On Tuesday, the day Obamacare’s health insurance exchanges went live, I went online to see exactly how much my family would save if we signed up. The numbers were unbelievable. It was a rough estimate, but it was looking like a plan comparable to our current one would be close to $10,000 cheaper per year after the tax credit. My husband and I were almost giddy at the idea of saving all that money.
This should be a no-brainer. And yet, even though our current coverage is so expensive, we haven't yet signed up for a new plan. We still sit here nervous about changing anything because of the politics. It’s not that we believe any of that scare stuff about death panels. The “what if’s” have set in for other reasons, the biggest being: What if Obamacare is repealed?
My husband and I are both self-employed. We have been buying individual insurance for years. The premiums have slowly gone up, but we keep paying them because it’s what you do. We pay over $18,000 a year for two adults and three children.
Twelve years ago, my husband was diagnosed with thyroid cancer. After that, he was stamped with a pre-existing condition. So he stayed with the health insurance plan he had at that time. He didn’t have much of a choice. No one would ever cover him after cancer. So he pays a high premium just to be covered. I’ve heard too many stories of people with pre-existing conditions unable to get coverage and the nightmare they’re living. We would never want to chance it and be in that situation.
Of course, this has all changed now. The law says that people cannot be denied coverage because of a pre-existing condition. But with members of Congress talking about how they can’t wait to get rid of the law, we’re still apprehensive. Our son has had small surgeries—a tonsillectomy, adenoid removal, and a couple of ear tube surgeries. Even those small procedures put us on edge a bit. What if, we wondered, they come back to bite us later after we've changed our insurance plans? What if Congress rolls back the law, and we wind up without insurance just because we changed plans back when Obamacare was in place? I know I’m probably over-thinking every aspect: Even if they totally repeal the law, we’d still probably get to keep our new policy —but what if our new plan then warps to be even more expensive than our current one? And, given the tone of the Obamacare critics, I worry about what loopholes they’d create.
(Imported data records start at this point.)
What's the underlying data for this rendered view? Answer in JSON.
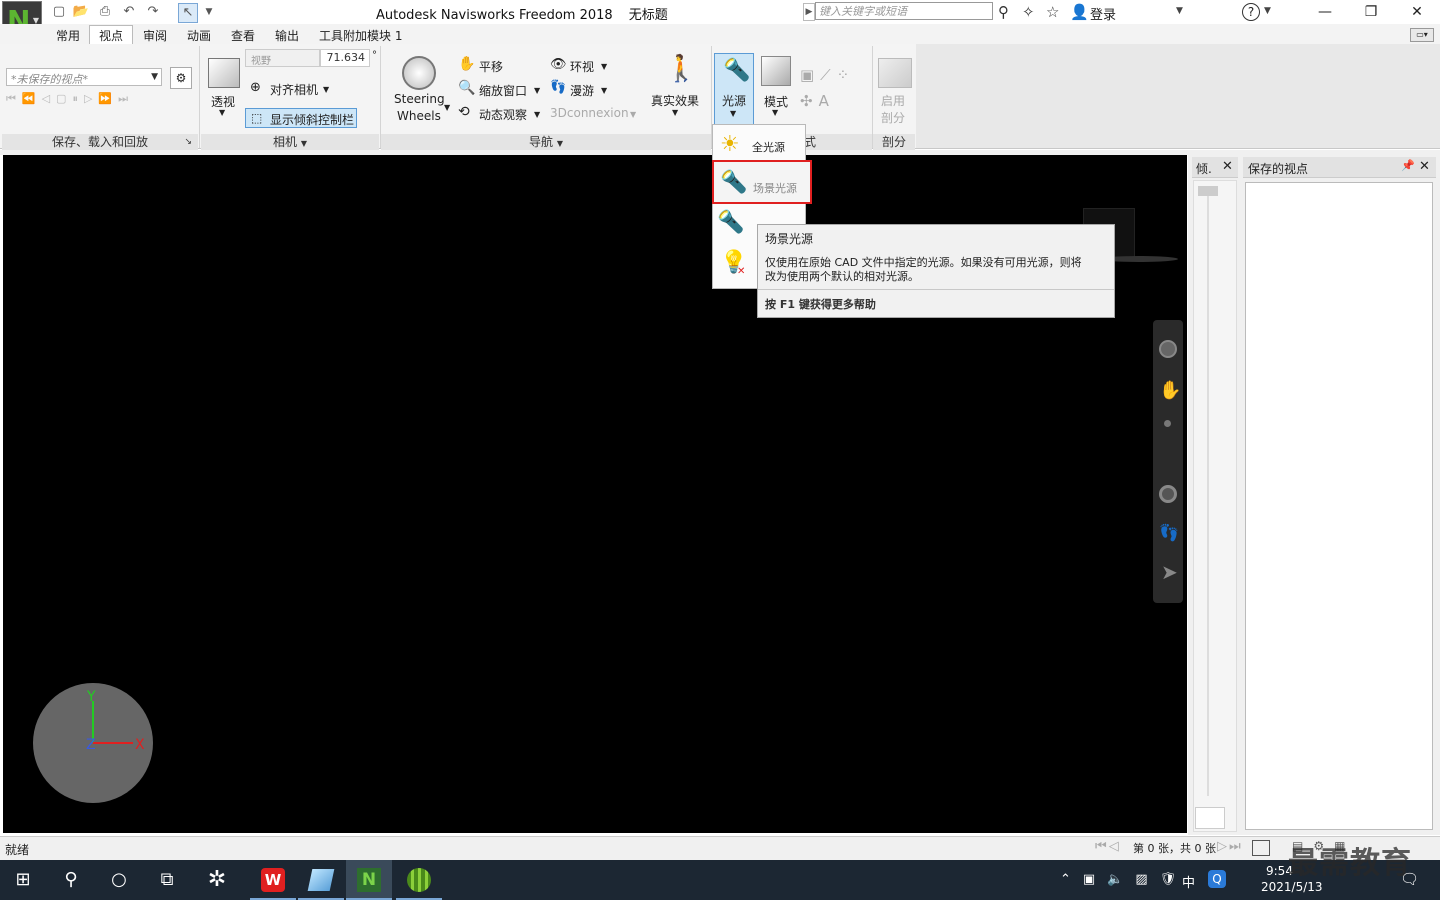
{
  "titlebar": {
    "app_title": "Autodesk Navisworks Freedom 2018",
    "doc_title": "无标题",
    "search_placeholder": "键入关键字或短语",
    "login_label": "登录",
    "help_label": "?"
  },
  "tabs": [
    "常用",
    "视点",
    "审阅",
    "动画",
    "查看",
    "输出",
    "工具附加模块 1"
  ],
  "active_tab": "视点",
  "ribbon": {
    "save_panel": {
      "viewpoint_select": "*未保存的视点*",
      "label": "保存、载入和回放"
    },
    "camera_panel": {
      "perspective_label": "透视",
      "fov_label": "视野",
      "fov_value": "71.634",
      "fov_unit": "°",
      "align_camera_label": "对齐相机",
      "tilt_bar_label": "显示倾斜控制栏",
      "label": "相机"
    },
    "nav_panel": {
      "steering_line1": "Steering",
      "steering_line2": "Wheels",
      "pan_label": "平移",
      "zoom_window_label": "缩放窗口",
      "orbit_label": "动态观察",
      "look_label": "环视",
      "walk_label": "漫游",
      "connexion_label": "3Dconnexion",
      "realism_label": "真实效果",
      "label": "导航"
    },
    "render_panel": {
      "light_label": "光源",
      "mode_label": "模式",
      "style_label_partial": "式"
    },
    "section_panel": {
      "enable_line1": "启用",
      "enable_line2": "剖分",
      "label": "剖分"
    }
  },
  "light_menu": {
    "items": [
      "全光源",
      "场景光源",
      "头光源",
      "无光源"
    ]
  },
  "tooltip": {
    "title": "场景光源",
    "body_line1": "仅使用在原始 CAD 文件中指定的光源。如果没有可用光源，则将",
    "body_line2": "改为使用两个默认的相对光源。",
    "help": "按 F1 键获得更多帮助"
  },
  "dock": {
    "tilt_title": "倾.",
    "saved_viewpoints_title": "保存的视点"
  },
  "status": {
    "ready": "就绪",
    "page_info": "第 0 张，共 0 张"
  },
  "taskbar": {
    "time": "9:54",
    "date": "2021/5/13",
    "ime": "中",
    "watermark": "最需教育"
  },
  "colors": {
    "viewport_bg": "#000000",
    "selected_button": "#cde6f7",
    "highlight_box": "#e02020",
    "taskbar_bg": "#1c2733"
  }
}
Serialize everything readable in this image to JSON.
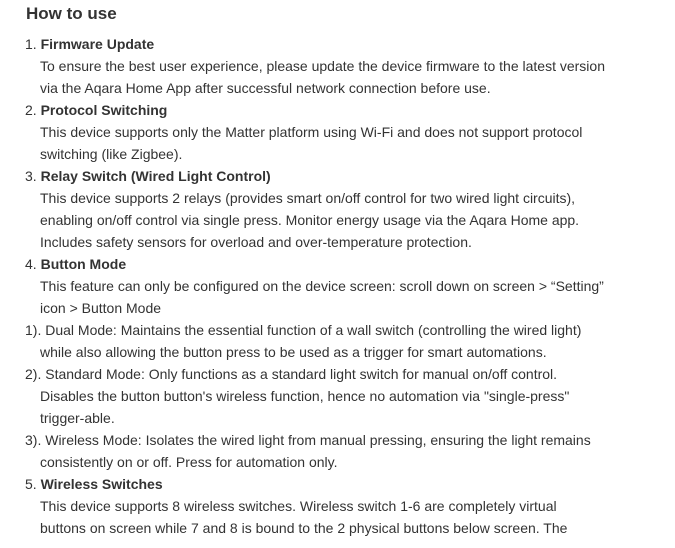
{
  "title": "How to use",
  "sections": [
    {
      "num": "1.",
      "heading": "Firmware Update",
      "lines": [
        "To ensure the best user experience, please update the device firmware to the latest version",
        "via the Aqara Home App after successful network connection before use."
      ]
    },
    {
      "num": "2.",
      "heading": "Protocol Switching",
      "lines": [
        "This device supports only the Matter platform using Wi-Fi and does not support protocol",
        "switching (like Zigbee)."
      ]
    },
    {
      "num": "3.",
      "heading": "Relay Switch (Wired Light Control)",
      "lines": [
        "This device supports 2 relays (provides smart on/off control for two wired light circuits),",
        "enabling on/off control via single press. Monitor energy usage via the Aqara Home app.",
        "Includes safety sensors for overload and over-temperature protection."
      ]
    },
    {
      "num": "4.",
      "heading": "Button Mode",
      "lines": [
        "This feature can only be configured on the device screen: scroll down on screen > “Setting”",
        "icon > Button Mode"
      ]
    },
    {
      "modes": [
        {
          "first": "1). Dual Mode: Maintains the essential function of a wall switch (controlling the wired light)",
          "cont": [
            "while also allowing the button press to be used as a trigger for smart automations."
          ]
        },
        {
          "first": "2). Standard Mode:  Only functions as a standard light switch for manual on/off control.",
          "cont": [
            "Disables the button button's wireless function, hence no automation via \"single-press\"",
            "trigger-able."
          ]
        },
        {
          "first": "3). Wireless Mode: Isolates the wired light from manual pressing, ensuring the light remains",
          "cont": [
            "consistently on or off. Press for automation only."
          ]
        }
      ]
    },
    {
      "num": "5.",
      "heading": "Wireless Switches",
      "lines": [
        "This device supports 8 wireless switches.  Wireless switch 1-6 are completely virtual",
        "buttons on screen while 7 and 8 is bound to the 2 physical buttons below screen. The"
      ]
    }
  ]
}
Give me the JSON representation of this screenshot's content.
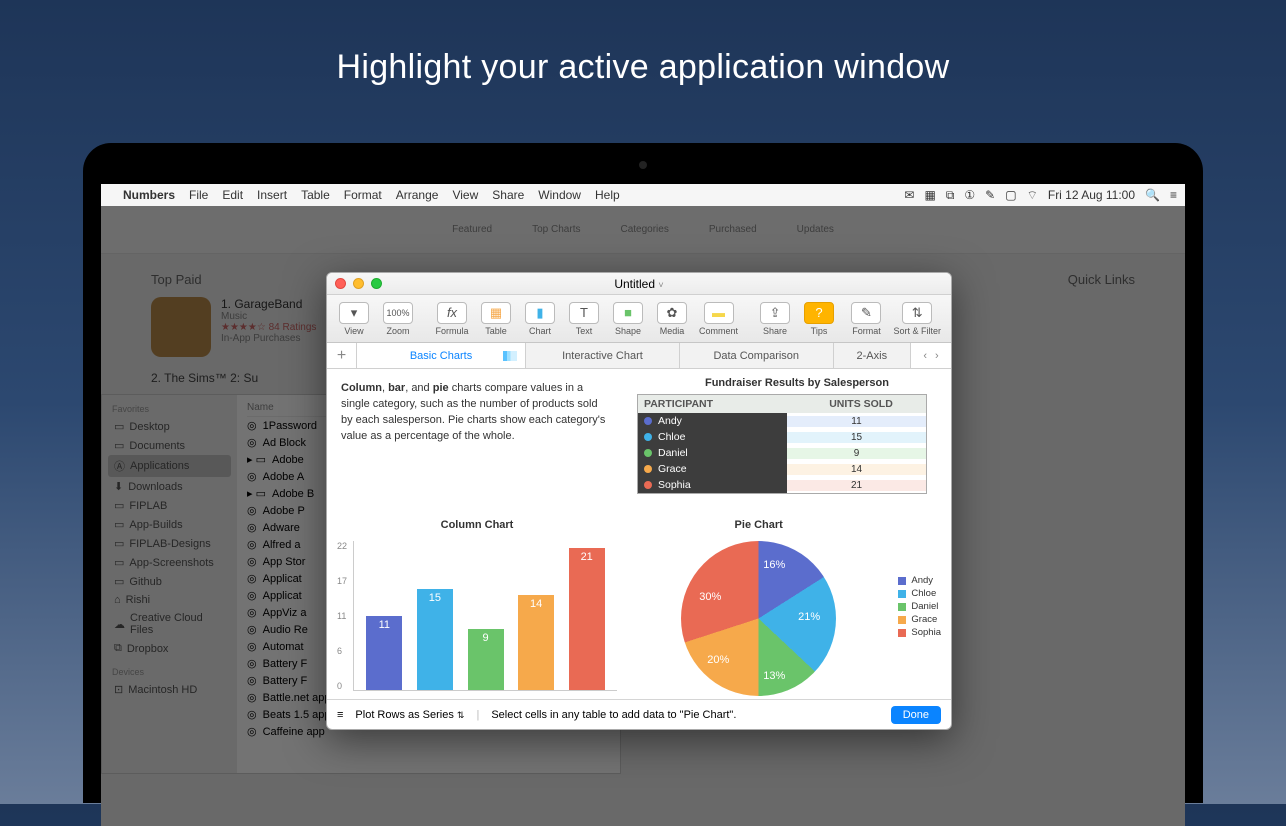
{
  "hero": "Highlight your active application window",
  "menubar": {
    "app": "Numbers",
    "items": [
      "File",
      "Edit",
      "Insert",
      "Table",
      "Format",
      "Arrange",
      "View",
      "Share",
      "Window",
      "Help"
    ],
    "datetime": "Fri 12 Aug  11:00"
  },
  "app_store": {
    "tabs": [
      "Featured",
      "Top Charts",
      "Categories",
      "Purchased",
      "Updates"
    ],
    "section": "Top Paid",
    "quick_links": "Quick Links",
    "items": [
      {
        "rank": "1. GarageBand",
        "cat": "Music",
        "ratings": "84 Ratings",
        "note": "In-App Purchases"
      },
      {
        "rank": "2. The Sims™ 2: Su"
      }
    ]
  },
  "finder": {
    "favorites_label": "Favorites",
    "devices_label": "Devices",
    "sidebar": [
      "Desktop",
      "Documents",
      "Applications",
      "Downloads",
      "FIPLAB",
      "App-Builds",
      "FIPLAB-Designs",
      "App-Screenshots",
      "Github",
      "Rishi",
      "Creative Cloud Files",
      "Dropbox"
    ],
    "devices": [
      "Macintosh HD"
    ],
    "selected": "Applications",
    "header": "Name",
    "rows": [
      "1Password",
      "Ad Block",
      "Adobe",
      "Adobe A",
      "Adobe B",
      "Adobe P",
      "Adware",
      "Alfred a",
      "App Stor",
      "Applicat",
      "Applicat",
      "AppViz a",
      "Audio Re",
      "Automat",
      "Battery F",
      "Battery F",
      "Battle.net app",
      "Beats 1.5 app",
      "Caffeine app"
    ]
  },
  "numbers": {
    "title": "Untitled",
    "toolbar": [
      {
        "label": "View",
        "icon": "▾"
      },
      {
        "label": "Zoom",
        "icon": "100%"
      },
      {
        "label": "Formula",
        "icon": "fx"
      },
      {
        "label": "Table",
        "icon": "▦"
      },
      {
        "label": "Chart",
        "icon": "▮"
      },
      {
        "label": "Text",
        "icon": "T"
      },
      {
        "label": "Shape",
        "icon": "■"
      },
      {
        "label": "Media",
        "icon": "✿"
      },
      {
        "label": "Comment",
        "icon": "▬"
      },
      {
        "label": "Share",
        "icon": "⇪"
      },
      {
        "label": "Tips",
        "icon": "?"
      },
      {
        "label": "Format",
        "icon": "✎"
      },
      {
        "label": "Sort & Filter",
        "icon": "⇅"
      }
    ],
    "tabs": [
      "Basic Charts",
      "Interactive Chart",
      "Data Comparison",
      "2-Axis"
    ],
    "description": "Column, bar, and pie charts compare values in a single category, such as the number of products sold by each salesperson. Pie charts show each category's value as a percentage of the whole.",
    "table_title": "Fundraiser Results by Salesperson",
    "table_headers": [
      "PARTICIPANT",
      "UNITS SOLD"
    ],
    "participants": [
      {
        "name": "Andy",
        "units": 11,
        "color": "#5b6dcd"
      },
      {
        "name": "Chloe",
        "units": 15,
        "color": "#3fb2e8"
      },
      {
        "name": "Daniel",
        "units": 9,
        "color": "#6ac46a"
      },
      {
        "name": "Grace",
        "units": 14,
        "color": "#f6a94b"
      },
      {
        "name": "Sophia",
        "units": 21,
        "color": "#e96a54"
      }
    ],
    "column_chart_title": "Column Chart",
    "pie_chart_title": "Pie Chart",
    "y_ticks": [
      "22",
      "17",
      "11",
      "6",
      "0"
    ],
    "pie_labels": [
      "16%",
      "21%",
      "13%",
      "20%",
      "30%"
    ],
    "footer_select": "Plot Rows as Series",
    "footer_hint": "Select cells in any table to add data to \"Pie Chart\".",
    "done": "Done"
  },
  "chart_data": [
    {
      "type": "bar",
      "title": "Column Chart",
      "categories": [
        "Andy",
        "Chloe",
        "Daniel",
        "Grace",
        "Sophia"
      ],
      "values": [
        11,
        15,
        9,
        14,
        21
      ],
      "ylim": [
        0,
        22
      ],
      "ylabel": "",
      "xlabel": ""
    },
    {
      "type": "pie",
      "title": "Pie Chart",
      "series": [
        {
          "name": "Units",
          "values": [
            16,
            21,
            13,
            20,
            30
          ]
        }
      ],
      "categories": [
        "Andy",
        "Chloe",
        "Daniel",
        "Grace",
        "Sophia"
      ],
      "labels_pct": [
        "16%",
        "21%",
        "13%",
        "20%",
        "30%"
      ]
    },
    {
      "type": "table",
      "title": "Fundraiser Results by Salesperson",
      "columns": [
        "PARTICIPANT",
        "UNITS SOLD"
      ],
      "rows": [
        [
          "Andy",
          11
        ],
        [
          "Chloe",
          15
        ],
        [
          "Daniel",
          9
        ],
        [
          "Grace",
          14
        ],
        [
          "Sophia",
          21
        ]
      ]
    }
  ]
}
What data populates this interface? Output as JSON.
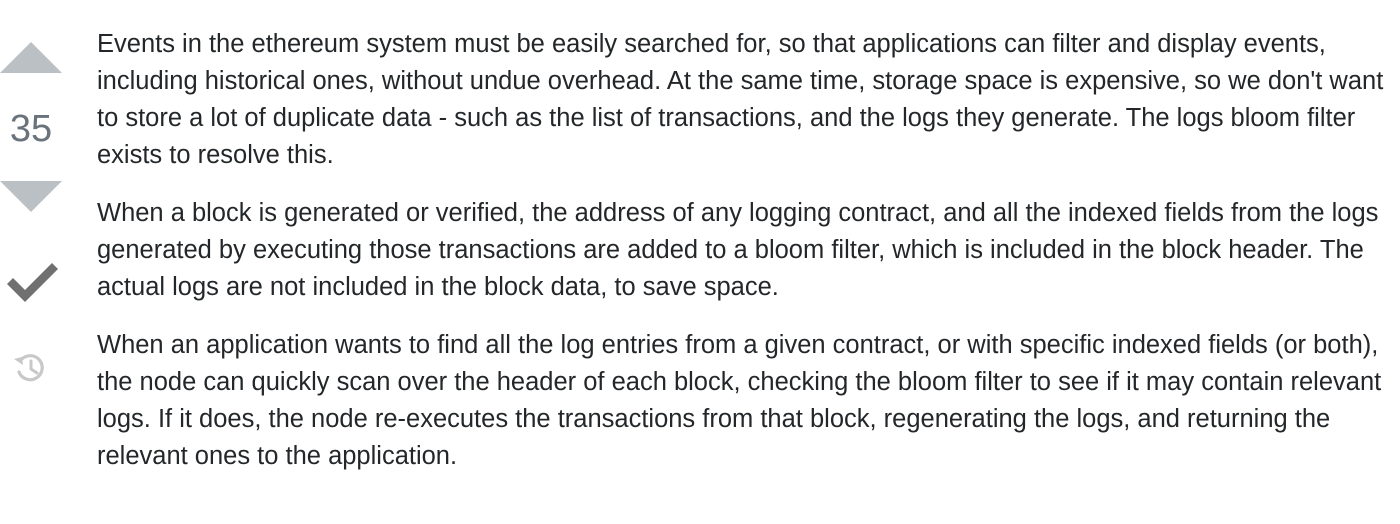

So instead of jumping at the opportunity to save money, I sit here trying to predict the decisions Washington will make down the road. I do believe that as self-employed people Obamacare would really beneﬁt us. But this is a case where politics might be keeping even people who want it from signing up. If only I could get rid of that nagging “what if” in my head.
Megan Mundinger is a piano teacher in Lombard, Illinois.